Given records ::

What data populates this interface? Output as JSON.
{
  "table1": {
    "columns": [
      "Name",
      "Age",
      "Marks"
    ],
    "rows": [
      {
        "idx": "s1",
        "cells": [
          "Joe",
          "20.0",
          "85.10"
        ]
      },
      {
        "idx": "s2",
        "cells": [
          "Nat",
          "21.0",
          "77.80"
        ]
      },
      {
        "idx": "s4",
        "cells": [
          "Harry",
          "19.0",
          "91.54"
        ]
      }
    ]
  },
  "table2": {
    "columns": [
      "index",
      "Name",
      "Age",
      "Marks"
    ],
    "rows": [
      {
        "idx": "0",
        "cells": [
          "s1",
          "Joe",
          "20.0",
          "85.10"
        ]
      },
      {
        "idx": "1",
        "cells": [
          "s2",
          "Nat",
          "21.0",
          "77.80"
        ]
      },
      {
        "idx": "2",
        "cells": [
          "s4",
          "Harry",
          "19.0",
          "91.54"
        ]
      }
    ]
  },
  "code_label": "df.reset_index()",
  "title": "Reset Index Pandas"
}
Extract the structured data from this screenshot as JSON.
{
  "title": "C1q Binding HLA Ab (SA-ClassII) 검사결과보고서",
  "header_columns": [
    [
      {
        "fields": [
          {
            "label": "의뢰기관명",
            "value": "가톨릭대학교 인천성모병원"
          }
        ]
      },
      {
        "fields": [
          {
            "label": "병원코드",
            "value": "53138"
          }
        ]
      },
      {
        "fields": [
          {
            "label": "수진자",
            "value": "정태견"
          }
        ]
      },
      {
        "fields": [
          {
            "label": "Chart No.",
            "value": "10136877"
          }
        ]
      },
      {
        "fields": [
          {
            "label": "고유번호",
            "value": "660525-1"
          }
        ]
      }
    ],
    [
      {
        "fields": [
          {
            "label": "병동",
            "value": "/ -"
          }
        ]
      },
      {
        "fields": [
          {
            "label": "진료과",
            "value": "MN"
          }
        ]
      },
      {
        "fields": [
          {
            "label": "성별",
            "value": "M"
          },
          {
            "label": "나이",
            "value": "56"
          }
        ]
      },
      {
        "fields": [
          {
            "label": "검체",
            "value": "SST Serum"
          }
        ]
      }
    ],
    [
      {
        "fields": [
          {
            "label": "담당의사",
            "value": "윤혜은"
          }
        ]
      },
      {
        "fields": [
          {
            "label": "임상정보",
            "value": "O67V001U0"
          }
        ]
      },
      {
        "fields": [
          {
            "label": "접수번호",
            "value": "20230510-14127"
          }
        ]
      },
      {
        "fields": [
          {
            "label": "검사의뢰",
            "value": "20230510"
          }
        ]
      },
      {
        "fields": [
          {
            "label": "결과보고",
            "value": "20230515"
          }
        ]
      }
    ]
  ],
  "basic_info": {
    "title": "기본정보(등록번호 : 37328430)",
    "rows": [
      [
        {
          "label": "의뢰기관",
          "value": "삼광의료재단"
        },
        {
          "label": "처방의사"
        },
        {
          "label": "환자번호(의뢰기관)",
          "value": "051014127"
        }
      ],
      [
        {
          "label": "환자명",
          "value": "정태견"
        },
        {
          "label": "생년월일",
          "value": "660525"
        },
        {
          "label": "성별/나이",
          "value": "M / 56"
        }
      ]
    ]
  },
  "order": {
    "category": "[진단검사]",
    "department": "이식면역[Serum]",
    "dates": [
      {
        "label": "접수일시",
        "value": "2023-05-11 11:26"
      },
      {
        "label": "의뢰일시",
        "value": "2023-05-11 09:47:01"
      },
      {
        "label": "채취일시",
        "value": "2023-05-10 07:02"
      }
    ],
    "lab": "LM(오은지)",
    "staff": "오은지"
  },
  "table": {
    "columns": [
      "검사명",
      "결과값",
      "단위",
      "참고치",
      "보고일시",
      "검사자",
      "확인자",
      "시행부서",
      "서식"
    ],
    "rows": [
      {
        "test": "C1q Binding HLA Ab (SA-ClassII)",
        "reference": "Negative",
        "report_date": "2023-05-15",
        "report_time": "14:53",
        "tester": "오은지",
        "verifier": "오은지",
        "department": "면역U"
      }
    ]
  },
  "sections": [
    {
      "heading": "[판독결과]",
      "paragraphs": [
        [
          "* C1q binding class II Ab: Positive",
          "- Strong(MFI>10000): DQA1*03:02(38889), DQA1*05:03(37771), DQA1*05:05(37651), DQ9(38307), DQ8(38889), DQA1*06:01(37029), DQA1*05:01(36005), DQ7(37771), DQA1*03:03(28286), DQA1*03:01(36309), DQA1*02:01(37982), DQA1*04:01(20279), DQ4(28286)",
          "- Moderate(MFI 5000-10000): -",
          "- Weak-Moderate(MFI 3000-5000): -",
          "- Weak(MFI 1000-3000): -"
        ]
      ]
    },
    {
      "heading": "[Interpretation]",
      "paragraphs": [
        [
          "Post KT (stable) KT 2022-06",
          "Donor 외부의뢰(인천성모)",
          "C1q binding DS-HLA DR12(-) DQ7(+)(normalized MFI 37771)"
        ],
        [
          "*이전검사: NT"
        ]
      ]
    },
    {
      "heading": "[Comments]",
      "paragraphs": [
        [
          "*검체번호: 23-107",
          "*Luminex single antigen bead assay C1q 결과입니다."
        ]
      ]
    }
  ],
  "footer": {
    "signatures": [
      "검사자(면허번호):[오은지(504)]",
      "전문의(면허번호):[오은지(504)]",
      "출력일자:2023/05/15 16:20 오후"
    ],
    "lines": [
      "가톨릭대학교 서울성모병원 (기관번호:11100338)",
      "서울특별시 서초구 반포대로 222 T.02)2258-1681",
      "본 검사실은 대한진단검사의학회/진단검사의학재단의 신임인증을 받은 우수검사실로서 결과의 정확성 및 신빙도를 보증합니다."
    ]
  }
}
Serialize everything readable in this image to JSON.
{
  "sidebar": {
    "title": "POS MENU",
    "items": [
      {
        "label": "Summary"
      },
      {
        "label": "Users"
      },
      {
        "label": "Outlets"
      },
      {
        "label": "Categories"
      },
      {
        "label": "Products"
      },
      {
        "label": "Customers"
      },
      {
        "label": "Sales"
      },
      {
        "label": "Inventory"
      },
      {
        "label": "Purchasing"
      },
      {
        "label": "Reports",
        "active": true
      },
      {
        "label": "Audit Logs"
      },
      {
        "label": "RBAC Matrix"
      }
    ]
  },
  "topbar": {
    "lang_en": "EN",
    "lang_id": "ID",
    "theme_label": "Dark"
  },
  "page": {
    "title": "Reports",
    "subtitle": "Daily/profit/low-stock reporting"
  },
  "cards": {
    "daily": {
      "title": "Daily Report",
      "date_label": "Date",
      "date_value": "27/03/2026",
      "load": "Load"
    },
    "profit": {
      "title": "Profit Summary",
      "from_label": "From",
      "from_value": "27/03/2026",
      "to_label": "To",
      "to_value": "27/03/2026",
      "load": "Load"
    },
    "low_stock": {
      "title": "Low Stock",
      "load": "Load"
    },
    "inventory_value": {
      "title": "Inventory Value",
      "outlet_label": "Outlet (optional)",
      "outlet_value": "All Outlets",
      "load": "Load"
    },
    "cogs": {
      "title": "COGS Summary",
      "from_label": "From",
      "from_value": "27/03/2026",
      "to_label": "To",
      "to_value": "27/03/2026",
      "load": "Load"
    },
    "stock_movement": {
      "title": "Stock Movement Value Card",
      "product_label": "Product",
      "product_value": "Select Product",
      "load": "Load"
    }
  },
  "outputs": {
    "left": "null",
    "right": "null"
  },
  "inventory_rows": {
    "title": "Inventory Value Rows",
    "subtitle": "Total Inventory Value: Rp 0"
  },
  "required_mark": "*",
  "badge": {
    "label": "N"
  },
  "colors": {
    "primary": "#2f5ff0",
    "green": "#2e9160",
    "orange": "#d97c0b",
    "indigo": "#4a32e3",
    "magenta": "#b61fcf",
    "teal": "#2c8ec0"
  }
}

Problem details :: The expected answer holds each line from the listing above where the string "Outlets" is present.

Solved exercise ::
        "label": "Outlets"
      "outlet_value": "All Outlets",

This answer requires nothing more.